**Activity:** Omit the images, then repeat the listing exactly.

**Data for this task:**
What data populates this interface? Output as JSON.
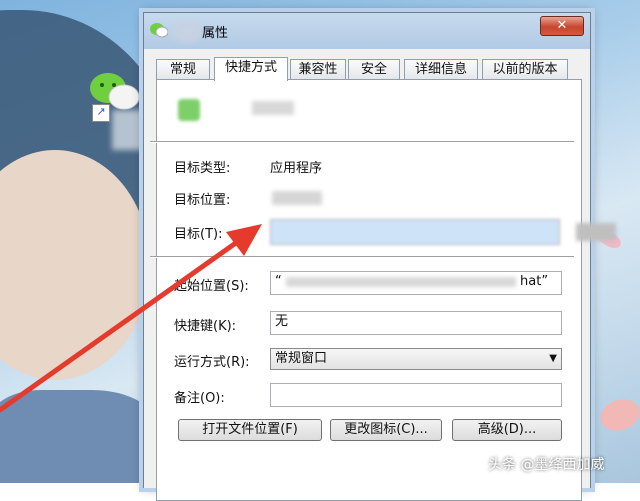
{
  "window": {
    "title": "属性",
    "close_label": "✕"
  },
  "tabs": [
    {
      "label": "常规",
      "active": false
    },
    {
      "label": "快捷方式",
      "active": true
    },
    {
      "label": "兼容性",
      "active": false
    },
    {
      "label": "安全",
      "active": false
    },
    {
      "label": "详细信息",
      "active": false
    },
    {
      "label": "以前的版本",
      "active": false
    }
  ],
  "shortcut": {
    "target_type_label": "目标类型:",
    "target_type_value": "应用程序",
    "target_location_label": "目标位置:",
    "target_label": "目标(T):",
    "start_in_label": "起始位置(S):",
    "start_in_value_prefix": "“",
    "start_in_value_suffix": "hat”",
    "hotkey_label": "快捷键(K):",
    "hotkey_value": "无",
    "run_label": "运行方式(R):",
    "run_value": "常规窗口",
    "comment_label": "备注(O):",
    "comment_value": ""
  },
  "buttons": {
    "open_location": "打开文件位置(F)",
    "change_icon": "更改图标(C)...",
    "advanced": "高级(D)..."
  },
  "watermark": "头条 @墨绛西加威",
  "colors": {
    "arrow": "#e43b2c",
    "title_bar": "#b9d1ea",
    "selected_field": "#cfe3f8"
  }
}
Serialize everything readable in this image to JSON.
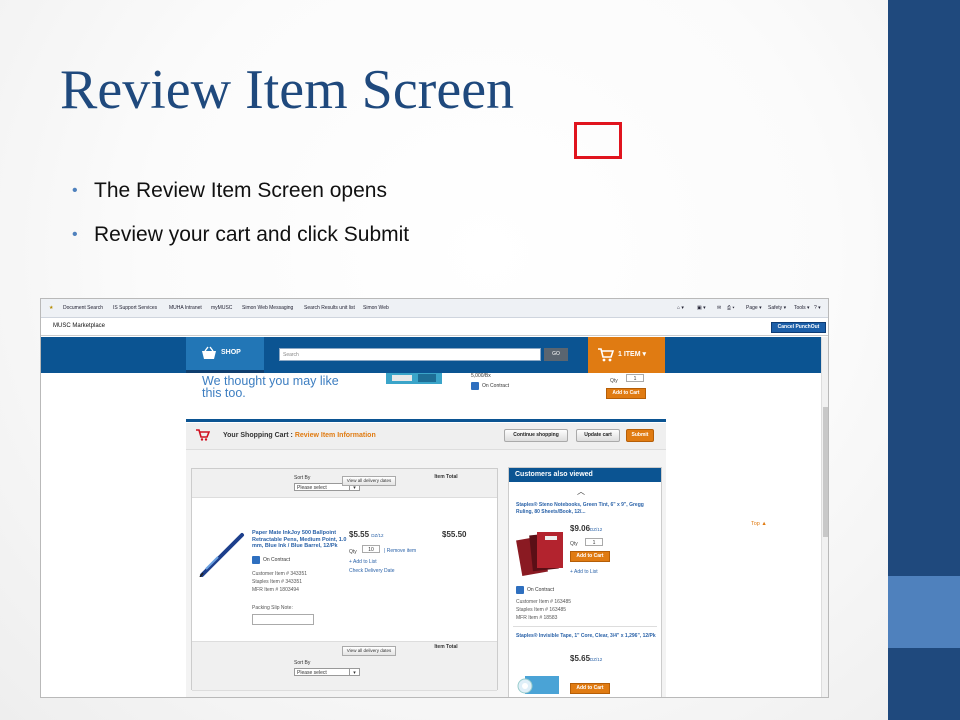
{
  "slide": {
    "title": "Review Item Screen",
    "bullets": [
      "The Review Item Screen opens",
      "Review your cart and click Submit"
    ]
  },
  "browser": {
    "favorites": [
      "Document Search",
      "IS Support Services",
      "MUHA Intranet",
      "myMUSC",
      "Simon Web Messaging",
      "Search Results unit list",
      "Simon Web"
    ],
    "tools": [
      "Page ▾",
      "Safety ▾",
      "Tools ▾"
    ],
    "app_title": "MUSC Marketplace",
    "cancel_label": "Cancel PunchOut"
  },
  "header": {
    "shop_label": "SHOP",
    "search_placeholder": "Search",
    "go_label": "GO",
    "cart_count_label": "1 ITEM"
  },
  "suggestion": {
    "headline": "We thought you may like this too.",
    "spec": "5,000/Bx",
    "on_contract": "On Contract",
    "qty_label": "Qty",
    "qty_value": "1",
    "add_label": "Add to Cart"
  },
  "cart_header": {
    "title": "Your Shopping Cart : ",
    "subtitle": "Review Item Information",
    "continue_label": "Continue shopping",
    "update_label": "Update cart",
    "submit_label": "Submit"
  },
  "cart": {
    "sort_label": "Sort By",
    "sort_value": "Please select",
    "view_dates_label": "View all delivery dates",
    "col_item_total": "Item Total",
    "item": {
      "name": "Paper Mate InkJoy 500 Ballpoint Retractable Pens, Medium Point, 1.0 mm, Blue Ink / Blue Barrel, 12/Pk",
      "price": "$5.55",
      "price_unit": "DZ/12",
      "total": "$55.50",
      "qty_label": "Qty",
      "qty": "10",
      "remove_label": "Remove item",
      "add_list_label": "+ Add to List",
      "check_delivery_label": "Check Delivery Date",
      "on_contract": "On Contract",
      "customer_item": "Customer Item # 343351",
      "staples_item": "Staples Item # 343351",
      "mfr_item": "MFR Item # 1803494",
      "packing_label": "Packing Slip Note:"
    }
  },
  "sidebar": {
    "title": "Customers also viewed",
    "p1": {
      "name": "Staples® Steno Notebooks, Green Tint, 6\" x 9\", Gregg Ruling, 80 Sheets/Book, 12/...",
      "price": "$9.06",
      "unit": "DZ/12",
      "qty_label": "Qty",
      "qty": "1",
      "add_label": "Add to Cart",
      "add_list": "+ Add to List",
      "on_contract": "On Contract",
      "customer_item": "Customer Item # 163485",
      "staples_item": "Staples Item # 163485",
      "mfr_item": "MFR Item # 18583"
    },
    "p2": {
      "name": "Staples® Invisible Tape, 1\" Core, Clear, 3/4\" x 1,296\", 12/Pk",
      "price": "$5.65",
      "unit": "DZ/12",
      "add_label": "Add to Cart"
    }
  },
  "top_link": "Top ▲",
  "colors": {
    "slide_blue": "#1f497d",
    "accent_blue": "#4f81bd",
    "header_blue": "#0b5492",
    "orange": "#e07b12",
    "highlight_red": "#e0141e"
  }
}
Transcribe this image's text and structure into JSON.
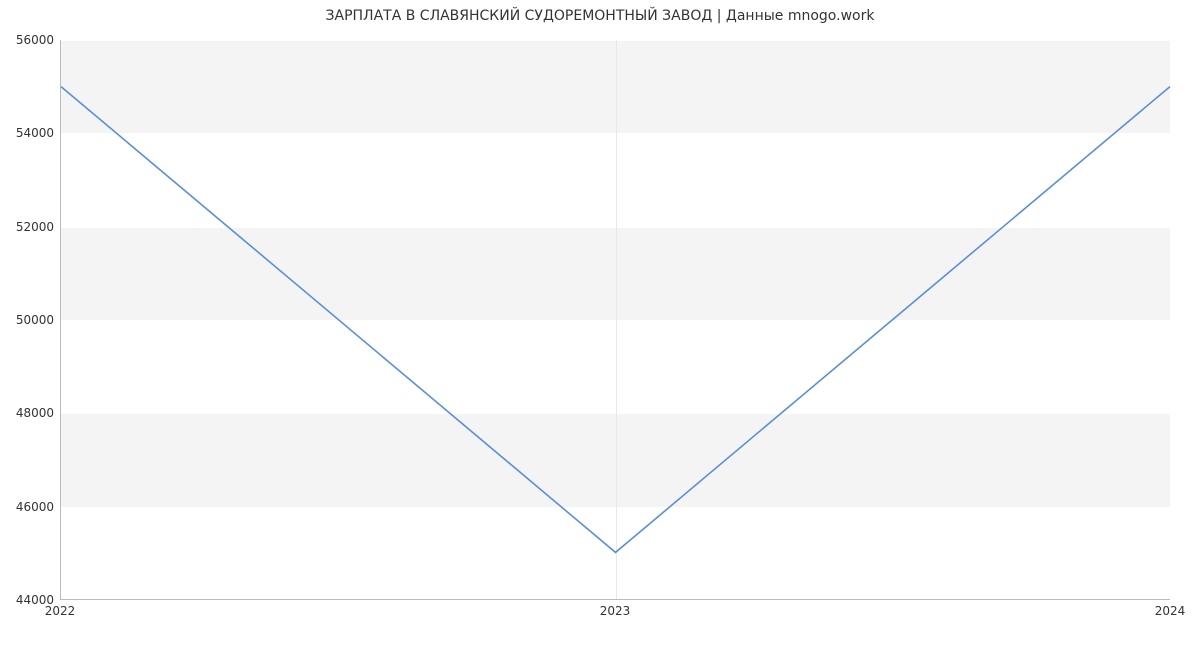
{
  "chart_data": {
    "type": "line",
    "title": "ЗАРПЛАТА В  СЛАВЯНСКИЙ СУДОРЕМОНТНЫЙ ЗАВОД | Данные mnogo.work",
    "x": [
      "2022",
      "2023",
      "2024"
    ],
    "values": [
      55000,
      45000,
      55000
    ],
    "xlabel": "",
    "ylabel": "",
    "y_ticks": [
      44000,
      46000,
      48000,
      50000,
      52000,
      54000,
      56000
    ],
    "ylim": [
      44000,
      56000
    ],
    "line_color": "#5a8fd6"
  }
}
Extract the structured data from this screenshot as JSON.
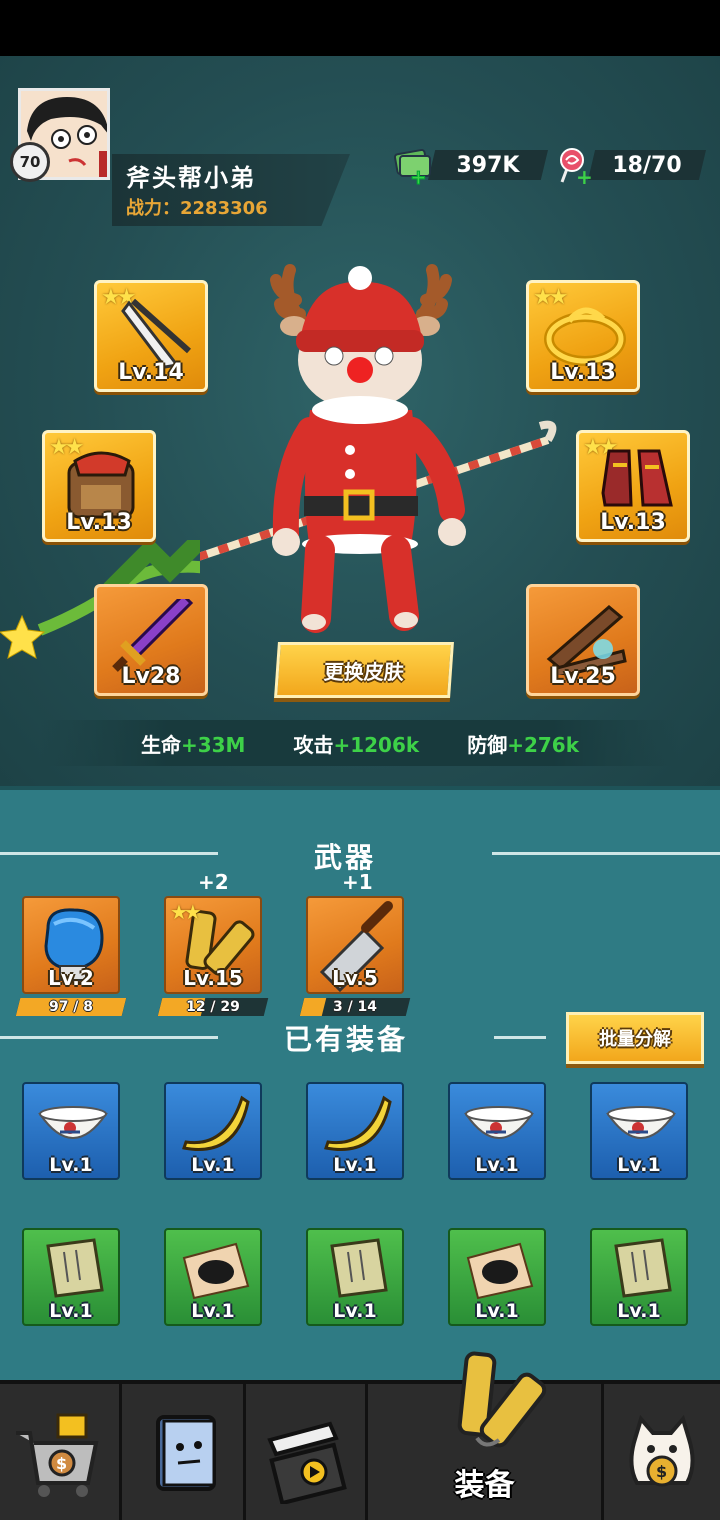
{
  "player": {
    "name": "斧头帮小弟",
    "level": "70",
    "power": "战力：2283306"
  },
  "currencies": {
    "cash": "397K",
    "candy": "18/70"
  },
  "equip_slots": {
    "weapon_top_left": "Lv.14",
    "ring_top_right": "Lv.13",
    "armor_mid_left": "Lv.13",
    "boots_mid_right": "Lv.13",
    "sword_bottom_left": "Lv28",
    "book_bottom_right": "Lv.25"
  },
  "skin_button": "更换皮肤",
  "stats": {
    "hp_label": "生命",
    "hp_value": "+33M",
    "atk_label": "攻击",
    "atk_value": "+1206k",
    "def_label": "防御",
    "def_value": "+276k"
  },
  "weapons_section": {
    "title": "武器",
    "items": [
      {
        "name": "boxing-glove",
        "level": "Lv.2",
        "plus": "",
        "progress": "97 / 8",
        "fill": 1.0
      },
      {
        "name": "nunchaku",
        "level": "Lv.15",
        "plus": "+2",
        "progress": "12 / 29",
        "fill": 0.41
      },
      {
        "name": "cleaver",
        "level": "Lv.5",
        "plus": "+1",
        "progress": "3 / 14",
        "fill": 0.21
      }
    ]
  },
  "owned_section": {
    "title": "已有装备",
    "batch_button": "批量分解",
    "rows": [
      [
        "Lv.1",
        "Lv.1",
        "Lv.1",
        "Lv.1",
        "Lv.1"
      ],
      [
        "Lv.1",
        "Lv.1",
        "Lv.1",
        "Lv.1",
        "Lv.1"
      ]
    ]
  },
  "nav": {
    "active_label": "装备"
  }
}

**Task response:**
What data populates this interface? Output as JSON.
{
  "window": {
    "title": "属性",
    "close_label": "✕"
  },
  "tabs": [
    {
      "label": "常规",
      "active": false
    },
    {
      "label": "快捷方式",
      "active": true
    },
    {
      "label": "兼容性",
      "active": false
    },
    {
      "label": "安全",
      "active": false
    },
    {
      "label": "详细信息",
      "active": false
    },
    {
      "label": "以前的版本",
      "active": false
    }
  ],
  "shortcut": {
    "target_type_label": "目标类型:",
    "target_type_value": "应用程序",
    "target_location_label": "目标位置:",
    "target_label": "目标(T):",
    "start_in_label": "起始位置(S):",
    "start_in_value_prefix": "“",
    "start_in_value_suffix": "hat”",
    "hotkey_label": "快捷键(K):",
    "hotkey_value": "无",
    "run_label": "运行方式(R):",
    "run_value": "常规窗口",
    "comment_label": "备注(O):",
    "comment_value": ""
  },
  "buttons": {
    "open_location": "打开文件位置(F)",
    "change_icon": "更改图标(C)...",
    "advanced": "高级(D)..."
  },
  "watermark": "头条 @墨绛西加威",
  "colors": {
    "arrow": "#e43b2c",
    "title_bar": "#b9d1ea",
    "selected_field": "#cfe3f8"
  }
}
Serialize everything readable in this image to JSON.
{
  "slide": {
    "title": "Review Item Screen",
    "bullets": [
      "The Review Item Screen opens",
      "Review your cart and click Submit"
    ]
  },
  "browser": {
    "favorites": [
      "Document Search",
      "IS Support Services",
      "MUHA Intranet",
      "myMUSC",
      "Simon Web Messaging",
      "Search Results unit list",
      "Simon Web"
    ],
    "tools": [
      "Page ▾",
      "Safety ▾",
      "Tools ▾"
    ],
    "app_title": "MUSC Marketplace",
    "cancel_label": "Cancel PunchOut"
  },
  "header": {
    "shop_label": "SHOP",
    "search_placeholder": "Search",
    "go_label": "GO",
    "cart_count_label": "1 ITEM"
  },
  "suggestion": {
    "headline": "We thought you may like this too.",
    "spec": "5,000/Bx",
    "on_contract": "On Contract",
    "qty_label": "Qty",
    "qty_value": "1",
    "add_label": "Add to Cart"
  },
  "cart_header": {
    "title": "Your Shopping Cart : ",
    "subtitle": "Review Item Information",
    "continue_label": "Continue shopping",
    "update_label": "Update cart",
    "submit_label": "Submit"
  },
  "cart": {
    "sort_label": "Sort By",
    "sort_value": "Please select",
    "view_dates_label": "View all delivery dates",
    "col_item_total": "Item Total",
    "item": {
      "name": "Paper Mate InkJoy 500 Ballpoint Retractable Pens, Medium Point, 1.0 mm, Blue Ink / Blue Barrel, 12/Pk",
      "price": "$5.55",
      "price_unit": "DZ/12",
      "total": "$55.50",
      "qty_label": "Qty",
      "qty": "10",
      "remove_label": "Remove item",
      "add_list_label": "+ Add to List",
      "check_delivery_label": "Check Delivery Date",
      "on_contract": "On Contract",
      "customer_item": "Customer Item # 343351",
      "staples_item": "Staples Item # 343351",
      "mfr_item": "MFR Item # 1803494",
      "packing_label": "Packing Slip Note:"
    }
  },
  "sidebar": {
    "title": "Customers also viewed",
    "p1": {
      "name": "Staples® Steno Notebooks, Green Tint, 6\" x 9\", Gregg Ruling, 80 Sheets/Book, 12/...",
      "price": "$9.06",
      "unit": "DZ/12",
      "qty_label": "Qty",
      "qty": "1",
      "add_label": "Add to Cart",
      "add_list": "+ Add to List",
      "on_contract": "On Contract",
      "customer_item": "Customer Item # 163485",
      "staples_item": "Staples Item # 163485",
      "mfr_item": "MFR Item # 18583"
    },
    "p2": {
      "name": "Staples® Invisible Tape, 1\" Core, Clear, 3/4\" x 1,296\", 12/Pk",
      "price": "$5.65",
      "unit": "DZ/12",
      "add_label": "Add to Cart"
    }
  },
  "top_link": "Top ▲",
  "colors": {
    "slide_blue": "#1f497d",
    "accent_blue": "#4f81bd",
    "header_blue": "#0b5492",
    "orange": "#e07b12",
    "highlight_red": "#e0141e"
  }
}
Transcribe this image's text and structure into JSON.
{
  "chart_data": {
    "type": "line",
    "title": "ЗАРПЛАТА В  СЛАВЯНСКИЙ СУДОРЕМОНТНЫЙ ЗАВОД | Данные mnogo.work",
    "x": [
      "2022",
      "2023",
      "2024"
    ],
    "values": [
      55000,
      45000,
      55000
    ],
    "xlabel": "",
    "ylabel": "",
    "y_ticks": [
      44000,
      46000,
      48000,
      50000,
      52000,
      54000,
      56000
    ],
    "ylim": [
      44000,
      56000
    ],
    "line_color": "#5a8fd6"
  }
}
Extract the structured data from this screenshot as JSON.
{
  "player": {
    "name": "斧头帮小弟",
    "level": "70",
    "power": "战力：2283306"
  },
  "currencies": {
    "cash": "397K",
    "candy": "18/70"
  },
  "equip_slots": {
    "weapon_top_left": "Lv.14",
    "ring_top_right": "Lv.13",
    "armor_mid_left": "Lv.13",
    "boots_mid_right": "Lv.13",
    "sword_bottom_left": "Lv28",
    "book_bottom_right": "Lv.25"
  },
  "skin_button": "更换皮肤",
  "stats": {
    "hp_label": "生命",
    "hp_value": "+33M",
    "atk_label": "攻击",
    "atk_value": "+1206k",
    "def_label": "防御",
    "def_value": "+276k"
  },
  "weapons_section": {
    "title": "武器",
    "items": [
      {
        "name": "boxing-glove",
        "level": "Lv.2",
        "plus": "",
        "progress": "97 / 8",
        "fill": 1.0
      },
      {
        "name": "nunchaku",
        "level": "Lv.15",
        "plus": "+2",
        "progress": "12 / 29",
        "fill": 0.41
      },
      {
        "name": "cleaver",
        "level": "Lv.5",
        "plus": "+1",
        "progress": "3 / 14",
        "fill": 0.21
      }
    ]
  },
  "owned_section": {
    "title": "已有装备",
    "batch_button": "批量分解",
    "rows": [
      [
        "Lv.1",
        "Lv.1",
        "Lv.1",
        "Lv.1",
        "Lv.1"
      ],
      [
        "Lv.1",
        "Lv.1",
        "Lv.1",
        "Lv.1",
        "Lv.1"
      ]
    ]
  },
  "nav": {
    "active_label": "装备"
  }
}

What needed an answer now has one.